Demographic buffering and compensatory recruitment promotes the persistence of disease in a wildlife population.
Bailey, Trevor C.
Hodgson, David J.
Copyright © 2016 The Authors Ecology Letters published by CNRS and John Wiley & Sons Ltd. This is an open access article under the terms of the Creative Commons Attribution License, which permits use, distribution and reproduction in any medium, provided the original work is properly cited.
Demographic buffering allows populations to persist by compensating for fluctuations in vital rates, including disease-induced mortality. Using long-term data on a badger (Meles meles Linnaeus, 1758) population naturally infected with Mycobacterium bovis, we built an integrated population model to quantify impacts of disease, density and environmental drivers on survival and recruitment. Badgers exhibit a slow life-history strategy, having high rates of adult survival with low variance, and low but variable rates of recruitment. Recruitment exhibited strong negative density-dependence, but was not influenced by disease, while adult survival was density independent but declined with increasing prevalence of diseased individuals. Given that reproductive success is not depressed by disease prevalence, density-dependent recruitment of cubs is likely to compensate for disease-induced mortality.

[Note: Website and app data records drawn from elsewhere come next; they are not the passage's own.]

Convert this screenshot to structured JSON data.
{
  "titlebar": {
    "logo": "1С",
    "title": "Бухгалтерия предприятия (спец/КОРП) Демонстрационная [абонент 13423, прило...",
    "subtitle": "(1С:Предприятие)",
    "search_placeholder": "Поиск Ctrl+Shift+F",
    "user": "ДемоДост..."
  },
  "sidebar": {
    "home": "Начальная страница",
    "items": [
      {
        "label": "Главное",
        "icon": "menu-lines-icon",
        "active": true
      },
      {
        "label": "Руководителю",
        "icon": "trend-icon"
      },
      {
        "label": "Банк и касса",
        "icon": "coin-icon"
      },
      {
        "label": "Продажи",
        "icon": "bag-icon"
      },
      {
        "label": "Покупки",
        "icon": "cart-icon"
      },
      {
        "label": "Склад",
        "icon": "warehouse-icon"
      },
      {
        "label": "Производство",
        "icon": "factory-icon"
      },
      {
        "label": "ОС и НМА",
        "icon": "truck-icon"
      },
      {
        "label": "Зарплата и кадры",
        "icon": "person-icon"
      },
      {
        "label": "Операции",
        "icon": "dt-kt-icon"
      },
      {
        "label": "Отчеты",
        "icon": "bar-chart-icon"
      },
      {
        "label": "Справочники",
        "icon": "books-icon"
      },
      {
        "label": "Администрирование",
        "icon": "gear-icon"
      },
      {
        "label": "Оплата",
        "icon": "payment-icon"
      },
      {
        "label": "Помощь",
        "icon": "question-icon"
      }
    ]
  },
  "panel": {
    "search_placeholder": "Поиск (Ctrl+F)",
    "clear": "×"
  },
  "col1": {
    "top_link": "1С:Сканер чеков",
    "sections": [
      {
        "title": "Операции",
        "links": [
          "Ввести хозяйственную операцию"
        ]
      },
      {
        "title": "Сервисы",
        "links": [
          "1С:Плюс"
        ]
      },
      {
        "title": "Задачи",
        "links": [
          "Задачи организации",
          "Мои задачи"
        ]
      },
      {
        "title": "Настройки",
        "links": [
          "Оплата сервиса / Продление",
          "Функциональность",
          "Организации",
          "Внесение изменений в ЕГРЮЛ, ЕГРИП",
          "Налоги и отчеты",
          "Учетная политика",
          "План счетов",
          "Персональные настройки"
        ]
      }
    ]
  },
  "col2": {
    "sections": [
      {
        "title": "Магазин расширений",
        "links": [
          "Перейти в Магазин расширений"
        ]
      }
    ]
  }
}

This combination of slow life history and compensatory recruitment promotes the persistence of a naturally infected badger population and helps to explain the badger's role as a persistent reservoir of M. bovis.
UK Department of Environment, Food and Rural Affairs
First published: 11 February 2016